Start of Source material
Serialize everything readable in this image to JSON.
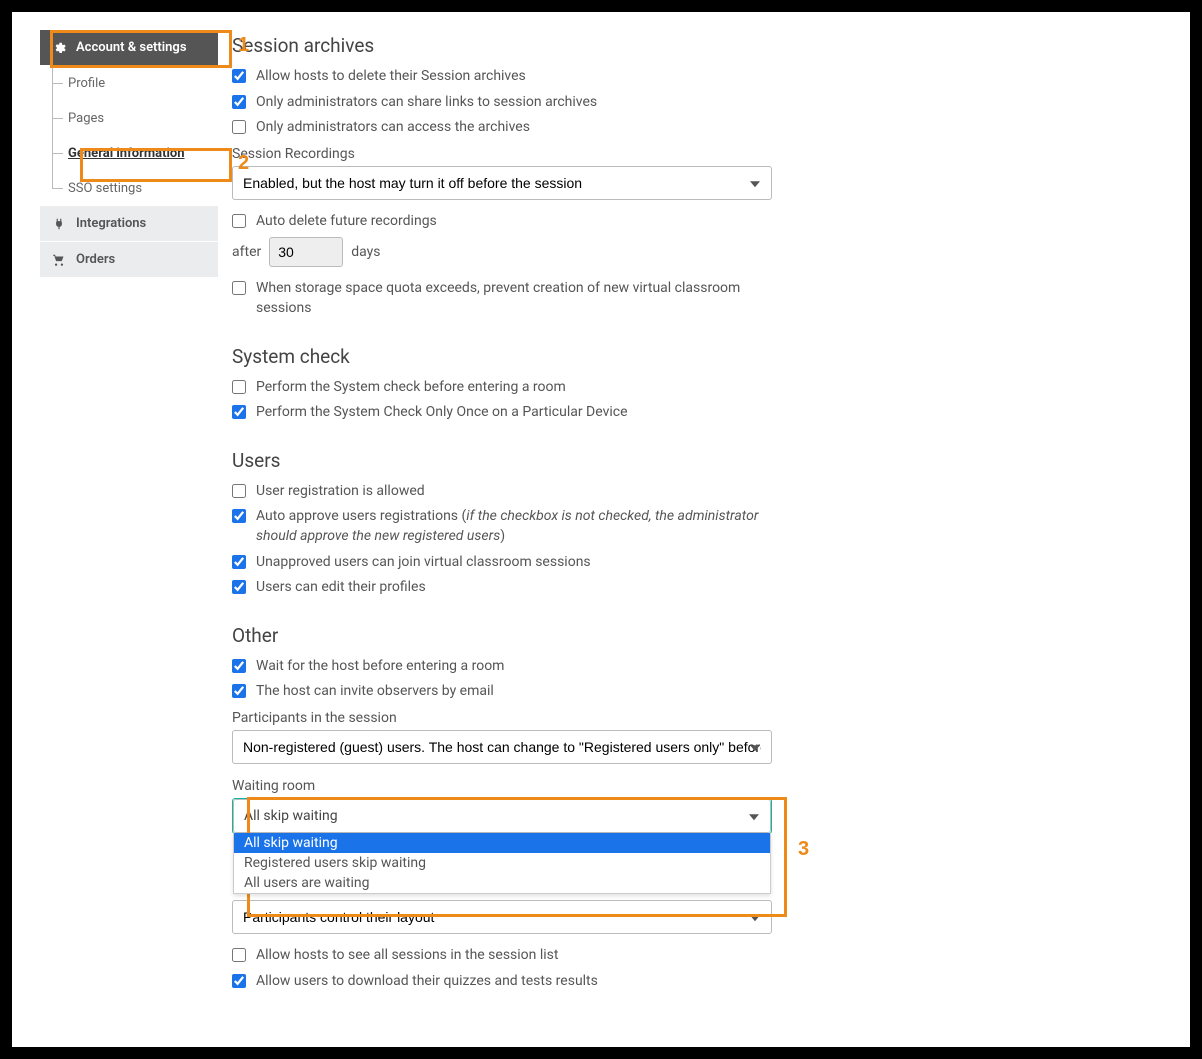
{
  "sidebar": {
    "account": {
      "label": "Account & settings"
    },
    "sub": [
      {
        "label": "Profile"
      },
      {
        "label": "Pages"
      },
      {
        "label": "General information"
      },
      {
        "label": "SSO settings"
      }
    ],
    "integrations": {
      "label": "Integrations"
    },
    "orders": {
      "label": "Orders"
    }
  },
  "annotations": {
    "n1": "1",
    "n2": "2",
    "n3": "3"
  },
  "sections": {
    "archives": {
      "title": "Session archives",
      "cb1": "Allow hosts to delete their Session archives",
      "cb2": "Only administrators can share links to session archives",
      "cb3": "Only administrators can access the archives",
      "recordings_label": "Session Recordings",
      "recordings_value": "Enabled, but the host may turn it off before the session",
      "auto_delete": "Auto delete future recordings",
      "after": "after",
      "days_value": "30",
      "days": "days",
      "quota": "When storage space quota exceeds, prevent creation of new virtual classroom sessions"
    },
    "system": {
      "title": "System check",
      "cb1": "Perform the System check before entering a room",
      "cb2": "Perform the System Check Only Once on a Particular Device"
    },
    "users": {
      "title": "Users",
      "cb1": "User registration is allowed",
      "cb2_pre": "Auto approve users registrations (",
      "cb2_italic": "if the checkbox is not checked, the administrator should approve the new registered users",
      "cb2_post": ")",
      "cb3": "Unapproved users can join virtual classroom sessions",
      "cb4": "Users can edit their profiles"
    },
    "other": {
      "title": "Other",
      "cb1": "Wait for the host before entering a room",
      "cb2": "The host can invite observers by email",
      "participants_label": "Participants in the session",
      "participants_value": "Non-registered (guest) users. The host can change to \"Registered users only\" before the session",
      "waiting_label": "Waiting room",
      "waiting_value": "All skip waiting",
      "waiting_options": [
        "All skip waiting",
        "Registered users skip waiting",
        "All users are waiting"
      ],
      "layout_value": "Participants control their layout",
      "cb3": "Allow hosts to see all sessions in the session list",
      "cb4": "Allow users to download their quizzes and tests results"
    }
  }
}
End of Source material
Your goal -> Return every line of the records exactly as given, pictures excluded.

Answer area ->
Serialize everything readable in this image to JSON.
{
  "sidebar": {
    "account": {
      "label": "Account & settings"
    },
    "sub": [
      {
        "label": "Profile"
      },
      {
        "label": "Pages"
      },
      {
        "label": "General information"
      },
      {
        "label": "SSO settings"
      }
    ],
    "integrations": {
      "label": "Integrations"
    },
    "orders": {
      "label": "Orders"
    }
  },
  "annotations": {
    "n1": "1",
    "n2": "2",
    "n3": "3"
  },
  "sections": {
    "archives": {
      "title": "Session archives",
      "cb1": "Allow hosts to delete their Session archives",
      "cb2": "Only administrators can share links to session archives",
      "cb3": "Only administrators can access the archives",
      "recordings_label": "Session Recordings",
      "recordings_value": "Enabled, but the host may turn it off before the session",
      "auto_delete": "Auto delete future recordings",
      "after": "after",
      "days_value": "30",
      "days": "days",
      "quota": "When storage space quota exceeds, prevent creation of new virtual classroom sessions"
    },
    "system": {
      "title": "System check",
      "cb1": "Perform the System check before entering a room",
      "cb2": "Perform the System Check Only Once on a Particular Device"
    },
    "users": {
      "title": "Users",
      "cb1": "User registration is allowed",
      "cb2_pre": "Auto approve users registrations (",
      "cb2_italic": "if the checkbox is not checked, the administrator should approve the new registered users",
      "cb2_post": ")",
      "cb3": "Unapproved users can join virtual classroom sessions",
      "cb4": "Users can edit their profiles"
    },
    "other": {
      "title": "Other",
      "cb1": "Wait for the host before entering a room",
      "cb2": "The host can invite observers by email",
      "participants_label": "Participants in the session",
      "participants_value": "Non-registered (guest) users. The host can change to \"Registered users only\" before the session",
      "waiting_label": "Waiting room",
      "waiting_value": "All skip waiting",
      "waiting_options": [
        "All skip waiting",
        "Registered users skip waiting",
        "All users are waiting"
      ],
      "layout_value": "Participants control their layout",
      "cb3": "Allow hosts to see all sessions in the session list",
      "cb4": "Allow users to download their quizzes and tests results"
    }
  }
}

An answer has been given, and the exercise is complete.